Canada sweeps gold in relays, adds two individual medals at short-track World Cup
MONTREAL — Danaé Blais raised her arms in celebration just before crossing the finish line, certain she’d just brought home gold for Canada in the women’s 3,000-metre relay.
She was right in that assumption, but the razor-thin margin by which she, Courtney Sarault, Renée Steenge and Florence Brunelle won left the result in some doubt to the spectators looking on.
In the end, Canada’s time of four minutes 7.935 seconds beat the second-place United States by 0.013 and the third-place Netherlands by 0.045.
“I think I celebrated a little too early,” said Blais. “I gotta be careful because sometimes you can get caught at the finish line.”
Canada swept the relays and won two individual medals Sunday in the first ISU World Cup short-track speedskating event of the season.
Blais’s teammates had little doubt the 24-year-old from Chateauguay, Que., had finished the job.
“I knew we won, so when she celebrated I was like, ‘go off, as you should,'” said Sarault.
The Canadian men — the reigning Olympic champions — built off that momentum as William Dandjinou, Steven Dubois, Pascal Dion and Jordan Pierre-Gilles captured gold in the 5,000-metre relay.
The hometown crowd at Maurice Richard Arena jumped to its feet as Dandjinou skated home on the final lap.
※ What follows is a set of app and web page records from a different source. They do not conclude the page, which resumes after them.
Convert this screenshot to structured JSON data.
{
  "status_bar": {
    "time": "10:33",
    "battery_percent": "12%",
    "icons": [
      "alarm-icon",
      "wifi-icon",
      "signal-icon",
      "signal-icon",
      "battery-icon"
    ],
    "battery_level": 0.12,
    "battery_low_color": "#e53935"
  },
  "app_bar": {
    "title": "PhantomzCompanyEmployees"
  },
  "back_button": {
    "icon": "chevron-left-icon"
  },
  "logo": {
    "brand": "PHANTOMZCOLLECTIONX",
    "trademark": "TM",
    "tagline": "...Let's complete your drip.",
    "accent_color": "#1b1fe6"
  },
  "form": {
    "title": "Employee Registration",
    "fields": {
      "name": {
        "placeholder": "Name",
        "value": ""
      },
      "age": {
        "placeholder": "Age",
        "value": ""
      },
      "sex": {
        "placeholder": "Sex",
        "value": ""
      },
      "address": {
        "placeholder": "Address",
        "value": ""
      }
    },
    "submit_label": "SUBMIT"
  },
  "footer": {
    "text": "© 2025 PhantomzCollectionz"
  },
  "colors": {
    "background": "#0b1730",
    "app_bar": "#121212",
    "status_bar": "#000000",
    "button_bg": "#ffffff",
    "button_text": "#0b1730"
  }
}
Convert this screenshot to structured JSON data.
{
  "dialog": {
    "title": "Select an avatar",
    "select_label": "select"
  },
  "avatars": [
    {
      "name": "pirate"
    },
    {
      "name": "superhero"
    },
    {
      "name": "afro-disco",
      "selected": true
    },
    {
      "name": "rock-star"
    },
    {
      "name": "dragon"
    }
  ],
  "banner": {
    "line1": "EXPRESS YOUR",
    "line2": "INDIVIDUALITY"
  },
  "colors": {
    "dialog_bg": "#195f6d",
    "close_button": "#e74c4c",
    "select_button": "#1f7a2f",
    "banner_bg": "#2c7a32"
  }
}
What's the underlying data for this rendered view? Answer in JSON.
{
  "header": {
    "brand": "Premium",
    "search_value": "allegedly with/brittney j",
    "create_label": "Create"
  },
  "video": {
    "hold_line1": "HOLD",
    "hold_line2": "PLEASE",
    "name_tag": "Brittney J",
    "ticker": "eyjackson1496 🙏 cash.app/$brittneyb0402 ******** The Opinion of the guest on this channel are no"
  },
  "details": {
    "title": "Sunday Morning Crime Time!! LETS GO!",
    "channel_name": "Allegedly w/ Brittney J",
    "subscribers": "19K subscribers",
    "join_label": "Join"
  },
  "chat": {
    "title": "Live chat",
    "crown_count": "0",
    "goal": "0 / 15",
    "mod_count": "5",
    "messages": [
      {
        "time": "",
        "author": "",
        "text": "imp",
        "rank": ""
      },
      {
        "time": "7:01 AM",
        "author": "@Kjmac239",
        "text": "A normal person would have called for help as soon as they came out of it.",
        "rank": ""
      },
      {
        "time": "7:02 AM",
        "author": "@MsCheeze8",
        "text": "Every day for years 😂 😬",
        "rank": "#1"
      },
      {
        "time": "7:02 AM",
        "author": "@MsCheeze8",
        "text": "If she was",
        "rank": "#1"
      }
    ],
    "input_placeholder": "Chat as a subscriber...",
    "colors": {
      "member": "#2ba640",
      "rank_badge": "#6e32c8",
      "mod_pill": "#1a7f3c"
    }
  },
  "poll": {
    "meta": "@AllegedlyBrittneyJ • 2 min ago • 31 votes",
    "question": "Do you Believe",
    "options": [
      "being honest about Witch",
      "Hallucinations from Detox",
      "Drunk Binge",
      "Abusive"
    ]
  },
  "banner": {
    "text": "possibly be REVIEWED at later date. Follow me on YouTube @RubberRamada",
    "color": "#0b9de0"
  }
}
South Korea took silver and Japan collected bronze.
Pierre-Gilles said starting the season with a gold medal should put the other countries on notice.
“I think we’ve been sending a message for quite awhile,” he said. “We’re putting some weight behind that message now.”
Although the double gold was a perfect end to the weekend, the Canadians had hoped to achieve more on an individual level.
Canada finished with three individual medals — one on Saturday — all of which came from the men’s side.
Coach Sebastien Cros said he saw signs of progress despite not meeting their podium expectations.
“It ended well today with the relays,” Cros said. “Individually, it’s a little disappointing in terms of the result, but from what we saw in the races on the whole, it’s not too bad.
“That little error, that little detail we missed made it so on an individual level. We could have done a little better. We’ll try next week to do a little better on that.”
Felix Roussel of Sherbrooke, Que., earned silver in the men’s 500 metres, finishing half a skate blade behind reigning Olympic champion Liu Shaoang of China. French skater Quentin Fercoq took bronze.
It was the first time Roussel had claimed silver in an individual World Cup event, and a first medal on home soil.
“It’s crazy. My family was here, my friends, my girlfriend, I was just really happy they could live this moment with me,” he said. “When you’re on the other side of the world there’s a time difference, it’s less available on television.”
Dandjinou, of Montreal, picked up a bronze in the second men’s 1,000-metre event of the weekend. South Korea’s Gun Woo Kim captured gold and Italy’s Luca Spechenhauser took silver.
The 22-year-old Dandjinou, who won the Canadian national championship earlier this month, was in second place coming down to the final laps, but attempted to gain first and ultimately fell back to third.
“It was incredible,” he said. “But of course I would’ve liked to give them a nicer colour.”
“He was second, he could’ve stayed there, but he tried to win,” added Cros. “It didn’t work out but this state of mind, this attitude is what we want to have as a team, because at the end of the day that’s how we’re going to win races.”
Three-time Olympic medallist Dubois was the only Canadian to earn some hardware on Saturday with a silver medal in the first men’s 1,000-metre event.
Canada came close to finding the podium on two other occasions Sunday.
Fredericton’s Rikki Doak was fourth in the women’s 500-metre final and Sarault, from Moncton, N.B., finished fourth in the women’s 1,000-metre final.
“(The results) show the depth we have on the men’s side, on the women’s I think there’s a little missing but that will come,” said Cros.
Sarault, Canada’s national champion on the women’s side, said she wasn’t feeling at her best physically throughout the weekend.
“I wouldn’t say it was my best competition ever,” she said. “But I still made the A final and got a fourth place … so I’m proud of how I guess I managed how I’m feeling, but I’m definitely going to not do anything next week. Just recover and regroup.”
Sarault was one of 12 Canadian skaters in the event as 33 countries and 184 athletes arrived in Montreal for the first two World Cup events this season. Skaters will return to Maurice Richard Arena next weekend for the second competition.
Some Canadian skaters will then take part in a third consecutive competition at home as Laval, Que., hosts the Nov. 3-5 Four Continents speedskating championships at Place Bell.
Cros believes there will be some better individual results before the short-track circuit leaves Canada.
“Everything we worked on in training, we see it’s there, we see we’re close,” he said. “It’ll take a little refinement, so that’s positive.”
This report by The Canadian Press was first published Oct. 22, 2023.
Daniel Rainbird, The Canadian Press